Reproduce the listing in full. Keep every character unchanged.

+ + + + +

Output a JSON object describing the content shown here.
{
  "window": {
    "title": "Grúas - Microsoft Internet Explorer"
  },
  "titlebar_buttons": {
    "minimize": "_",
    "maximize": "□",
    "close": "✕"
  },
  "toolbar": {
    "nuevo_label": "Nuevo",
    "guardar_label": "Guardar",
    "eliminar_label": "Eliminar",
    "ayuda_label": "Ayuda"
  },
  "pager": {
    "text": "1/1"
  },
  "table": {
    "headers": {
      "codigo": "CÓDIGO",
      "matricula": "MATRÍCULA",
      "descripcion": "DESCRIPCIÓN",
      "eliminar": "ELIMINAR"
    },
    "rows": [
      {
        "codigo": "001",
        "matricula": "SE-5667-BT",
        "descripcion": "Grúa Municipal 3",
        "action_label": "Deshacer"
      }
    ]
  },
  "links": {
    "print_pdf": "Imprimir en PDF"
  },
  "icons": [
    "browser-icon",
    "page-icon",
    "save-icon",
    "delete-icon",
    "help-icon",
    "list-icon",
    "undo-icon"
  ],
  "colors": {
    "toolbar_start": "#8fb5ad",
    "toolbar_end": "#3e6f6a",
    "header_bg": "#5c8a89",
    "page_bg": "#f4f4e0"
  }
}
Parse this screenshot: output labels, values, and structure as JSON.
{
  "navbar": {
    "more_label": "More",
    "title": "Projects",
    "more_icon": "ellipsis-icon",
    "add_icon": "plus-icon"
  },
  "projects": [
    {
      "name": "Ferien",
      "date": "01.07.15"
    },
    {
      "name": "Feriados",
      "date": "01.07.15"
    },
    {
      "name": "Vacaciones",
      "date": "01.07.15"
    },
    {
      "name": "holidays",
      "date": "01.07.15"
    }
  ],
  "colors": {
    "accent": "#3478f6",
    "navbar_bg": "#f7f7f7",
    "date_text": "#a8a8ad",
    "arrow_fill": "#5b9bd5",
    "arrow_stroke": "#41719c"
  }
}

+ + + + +

> Expected answer
Output a JSON object describing the content shown here.
{
  "window": {
    "title": "Grúas - Microsoft Internet Explorer"
  },
  "titlebar_buttons": {
    "minimize": "_",
    "maximize": "□",
    "close": "✕"
  },
  "toolbar": {
    "nuevo_label": "Nuevo",
    "guardar_label": "Guardar",
    "eliminar_label": "Eliminar",
    "ayuda_label": "Ayuda"
  },
  "pager": {
    "text": "1/1"
  },
  "table": {
    "headers": {
      "codigo": "CÓDIGO",
      "matricula": "MATRÍCULA",
      "descripcion": "DESCRIPCIÓN",
      "eliminar": "ELIMINAR"
    },
    "rows": [
      {
        "codigo": "001",
        "matricula": "SE-5667-BT",
        "descripcion": "Grúa Municipal 3",
        "action_label": "Deshacer"
      }
    ]
  },
  "links": {
    "print_pdf": "Imprimir en PDF"
  },
  "icons": [
    "browser-icon",
    "page-icon",
    "save-icon",
    "delete-icon",
    "help-icon",
    "list-icon",
    "undo-icon"
  ],
  "colors": {
    "toolbar_start": "#8fb5ad",
    "toolbar_end": "#3e6f6a",
    "header_bg": "#5c8a89",
    "page_bg": "#f4f4e0"
  }
}
Parse this screenshot: output labels, values, and structure as JSON.
{
  "navbar": {
    "more_label": "More",
    "title": "Projects",
    "more_icon": "ellipsis-icon",
    "add_icon": "plus-icon"
  },
  "projects": [
    {
      "name": "Ferien",
      "date": "01.07.15"
    },
    {
      "name": "Feriados",
      "date": "01.07.15"
    },
    {
      "name": "Vacaciones",
      "date": "01.07.15"
    },
    {
      "name": "holidays",
      "date": "01.07.15"
    }
  ],
  "colors": {
    "accent": "#3478f6",
    "navbar_bg": "#f7f7f7",
    "date_text": "#a8a8ad",
    "arrow_fill": "#5b9bd5",
    "arrow_stroke": "#41719c"
  }
}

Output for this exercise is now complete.